Guest
Dave
1 year 1 month ago

I never take off my ID bracelet. I get them from coolmedid.com (I’m not an employee or family member). I find them extremely comfortable and they have many styles and colors. They are not beautiful jewelry but very functional.

Guest
Cindy
1 year 2 months ago

Great article! My son is 2 and wears a standard stainless steel medical alert bracelet. He does not have diabetes, but has systemic mastocytosis and life threatening food allergies. I choose the standard bracelet mostly because I wanted something recognizable to first responders. I care less about style and more about safety. There are many cute allergy bracelets and some that look like those rubber awareness bracelets, but my fear is that a first responder would overlook them as just another awareness bracelet or a piece of jewelry.
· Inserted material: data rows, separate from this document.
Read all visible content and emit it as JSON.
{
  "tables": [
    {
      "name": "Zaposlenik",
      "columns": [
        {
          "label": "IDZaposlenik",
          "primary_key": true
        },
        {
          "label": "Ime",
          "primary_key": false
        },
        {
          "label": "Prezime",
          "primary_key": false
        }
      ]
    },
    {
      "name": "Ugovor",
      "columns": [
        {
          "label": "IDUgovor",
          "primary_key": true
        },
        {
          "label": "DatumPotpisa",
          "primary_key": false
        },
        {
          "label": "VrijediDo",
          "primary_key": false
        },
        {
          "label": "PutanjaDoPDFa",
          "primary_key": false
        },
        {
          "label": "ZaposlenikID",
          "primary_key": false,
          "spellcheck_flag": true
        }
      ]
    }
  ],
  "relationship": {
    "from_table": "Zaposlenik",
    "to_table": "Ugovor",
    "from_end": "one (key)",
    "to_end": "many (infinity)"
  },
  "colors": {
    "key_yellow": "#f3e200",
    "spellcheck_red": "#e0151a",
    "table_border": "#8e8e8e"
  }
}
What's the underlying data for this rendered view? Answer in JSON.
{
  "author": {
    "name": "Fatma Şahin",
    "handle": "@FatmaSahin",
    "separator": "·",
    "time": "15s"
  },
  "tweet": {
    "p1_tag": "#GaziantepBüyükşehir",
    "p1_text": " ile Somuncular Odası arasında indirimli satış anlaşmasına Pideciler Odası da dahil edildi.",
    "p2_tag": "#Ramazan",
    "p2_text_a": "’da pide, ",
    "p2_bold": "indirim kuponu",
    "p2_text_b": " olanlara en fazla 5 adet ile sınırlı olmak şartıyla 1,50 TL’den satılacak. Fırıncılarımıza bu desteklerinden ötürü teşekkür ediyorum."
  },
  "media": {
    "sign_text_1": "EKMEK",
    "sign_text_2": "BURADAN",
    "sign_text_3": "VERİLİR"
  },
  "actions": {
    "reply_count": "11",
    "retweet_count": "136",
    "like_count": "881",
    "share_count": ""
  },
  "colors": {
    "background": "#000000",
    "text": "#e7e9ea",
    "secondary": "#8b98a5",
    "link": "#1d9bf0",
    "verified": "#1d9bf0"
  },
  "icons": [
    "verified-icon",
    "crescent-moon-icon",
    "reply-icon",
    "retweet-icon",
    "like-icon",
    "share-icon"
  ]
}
Guest
douglas snider
1 year 3 months ago

I have type 2 diabetes.i was wondering if there was a sight or a program that I could visit to get a free medic alert bracelet.i am unemployed at the moment and cant afford to pay anything.

Guest
Cindy
1 year 2 months ago

I believe medical alert offers financial assistance. I would check their site.

Guest
1 year 3 months ago

To all who have read and commented.
I have Von Willebrand’s and have toyed with the idea of wearing a bracelet but I don’t like the idea. Firstly because I don’t like wearing ‘jewelry’ and secondly because it could get lost or damaged.
Would you find any value in replacing or supplementing the bracelet with an online profile that is linked to your fingerprint? The emergency responders and/or ER staff could scan immediately and understand the (let’s say) Top 5 most vital pieces of information?
Benefits: More info can be stored than a bracelet AND you can’t lose or forget to wear your fingers.

I’m evaluating some options for improvements in this space, and wanted to get some user feedback. Thanks!

Guest
Cathryn Feral
1 year 3 months ago

This sounds like a good idea, Armen, in parts of the country where EMTs/First Responders might have the technology & training to use this. Not sure that rural areas like mine (where fire dept is volunteer) would be able to recognize or access info like this. If you look @ my comment above, you’ll see a reference to I.C.E.(in case of emergency)Bands NW website http://icebandsnorthwest.com where you’ll find very economical, innocuous-looking one-piece medical ID bands. I’ve been working on this website (as a small-time contractor) & feel it’s a great alternative. Von Willebrand’s is one of the health conditions that was on my mind when I included “blood disorders” in the list of conditions that merit wearing ID. A good friend of mine has VonWillebrand’s, and I sent her info about these bracelets as soon as I heard about them. I hope you’ll consider this too. Best wishes, Armen, and thanks again, Scott, for providing this venue for people to exchange ideas & observations. —Cat

Guest
Cathryn Feral
1 year 8 months ago

Scott, You make such wonderful points in this article, and various comments are useful and inspiring too. Here’s a link to an article about a very economical (and waterproof) i.d. that may interest you and your readers, esp. those who lead active life-styles: http://icebandsnorthwest.com/uploads/ICE-Bands-Medical-Alert.pdf (please email me if you’d like to put this article on your site, Scott.)Thank you again for an excellent article that is sure to inspire people to take the life-saving action of wearing i.d.
Cat